:: Data provided ::
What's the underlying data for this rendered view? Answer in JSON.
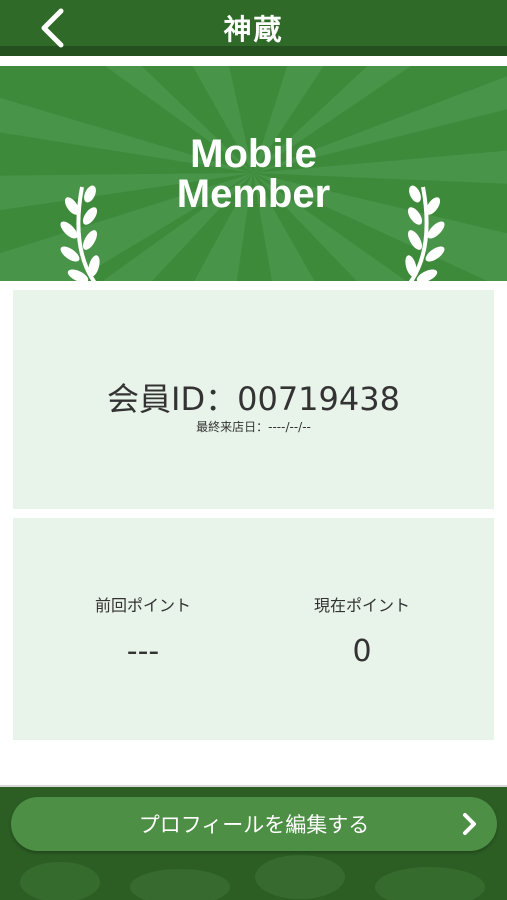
{
  "header": {
    "logo_text": "神蔵",
    "back_icon": "chevron-left-icon"
  },
  "banner": {
    "title_line1": "Mobile",
    "title_line2": "Member",
    "decoration_icon": "laurel-branch-icon"
  },
  "member_card": {
    "member_id": "会員ID：00719438",
    "last_visit": "最終来店日：----/--/--"
  },
  "points": {
    "previous_label": "前回ポイント",
    "previous_value": "---",
    "current_label": "現在ポイント",
    "current_value": "0"
  },
  "footer": {
    "profile_button_label": "プロフィールを編集する",
    "arrow_icon": "chevron-right-icon"
  },
  "colors": {
    "header_green": "#2f6a28",
    "banner_green": "#3d8a3b",
    "card_bg": "#e8f3ea",
    "button_green": "#4c8f45"
  }
}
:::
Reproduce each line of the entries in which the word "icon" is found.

    "back_icon": "chevron-left-icon"
    "decoration_icon": "laurel-branch-icon"
    "arrow_icon": "chevron-right-icon"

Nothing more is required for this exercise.